Your assignment>
Filter the records below down to lines containing "this".

(Entries from a dataset of interfaces)
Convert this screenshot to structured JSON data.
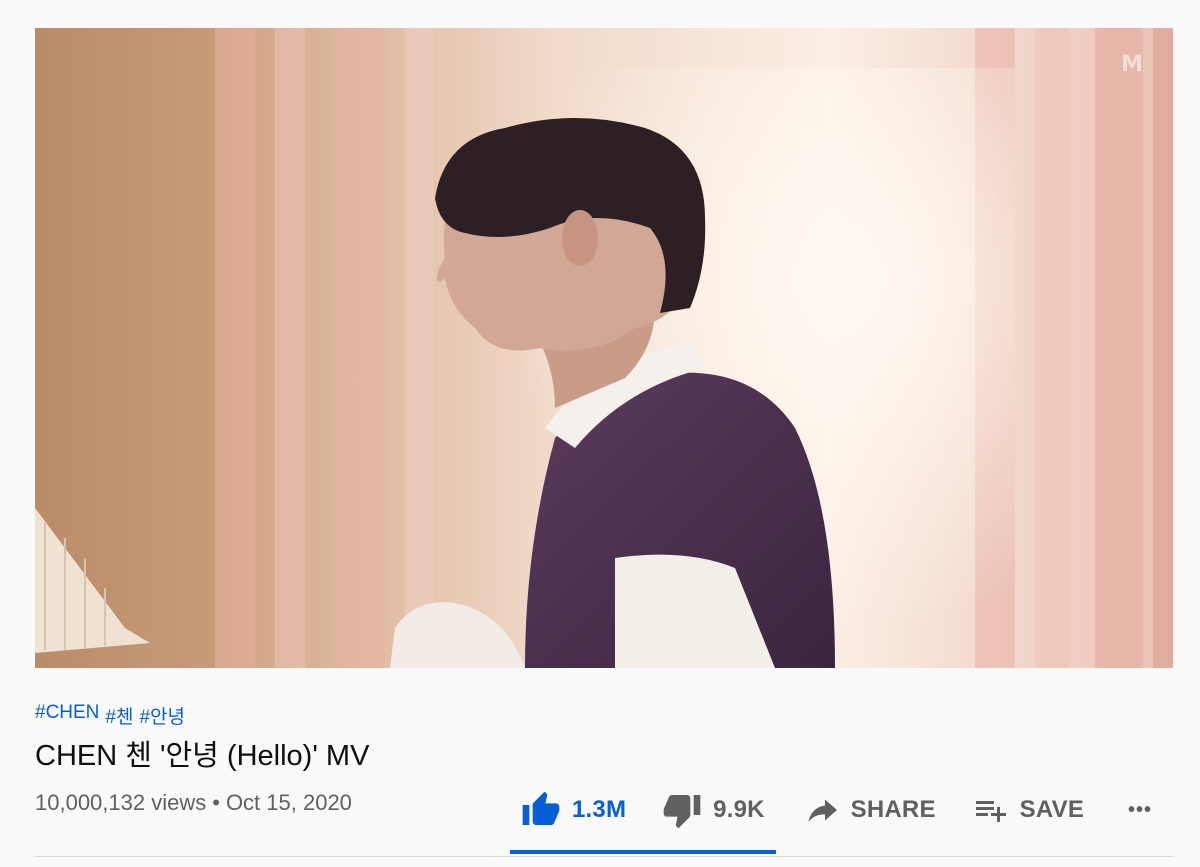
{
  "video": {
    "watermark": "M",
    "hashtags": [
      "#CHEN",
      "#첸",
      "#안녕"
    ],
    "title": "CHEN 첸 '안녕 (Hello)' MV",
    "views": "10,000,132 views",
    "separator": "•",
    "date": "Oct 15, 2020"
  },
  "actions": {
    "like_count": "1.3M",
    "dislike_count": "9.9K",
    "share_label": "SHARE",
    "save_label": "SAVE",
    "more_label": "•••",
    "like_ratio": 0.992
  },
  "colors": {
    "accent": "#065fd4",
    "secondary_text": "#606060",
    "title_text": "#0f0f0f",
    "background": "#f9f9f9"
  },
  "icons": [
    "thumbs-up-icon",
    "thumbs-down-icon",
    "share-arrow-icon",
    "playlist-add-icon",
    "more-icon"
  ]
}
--
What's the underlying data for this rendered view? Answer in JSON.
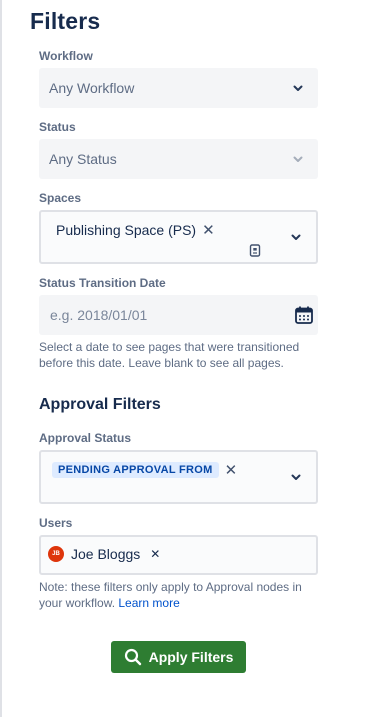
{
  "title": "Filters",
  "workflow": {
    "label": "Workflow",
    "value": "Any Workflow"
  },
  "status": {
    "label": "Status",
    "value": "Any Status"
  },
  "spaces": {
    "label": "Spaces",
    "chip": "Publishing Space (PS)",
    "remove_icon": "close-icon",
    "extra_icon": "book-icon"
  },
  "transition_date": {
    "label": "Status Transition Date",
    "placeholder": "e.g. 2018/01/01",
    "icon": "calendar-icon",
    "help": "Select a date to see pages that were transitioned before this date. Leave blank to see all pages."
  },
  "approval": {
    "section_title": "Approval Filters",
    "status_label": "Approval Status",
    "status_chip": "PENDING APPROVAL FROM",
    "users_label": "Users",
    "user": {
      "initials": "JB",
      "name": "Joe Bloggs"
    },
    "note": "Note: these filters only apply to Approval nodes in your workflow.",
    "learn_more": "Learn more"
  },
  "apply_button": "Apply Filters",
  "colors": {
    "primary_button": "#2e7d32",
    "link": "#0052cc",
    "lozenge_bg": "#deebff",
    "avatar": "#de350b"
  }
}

Completed task>
Convert this screenshot to structured JSON data.
What's the underlying data for this rendered view? Answer in JSON.
    "help": "Select a date to see pages that were transitioned before this date. Leave blank to see all pages."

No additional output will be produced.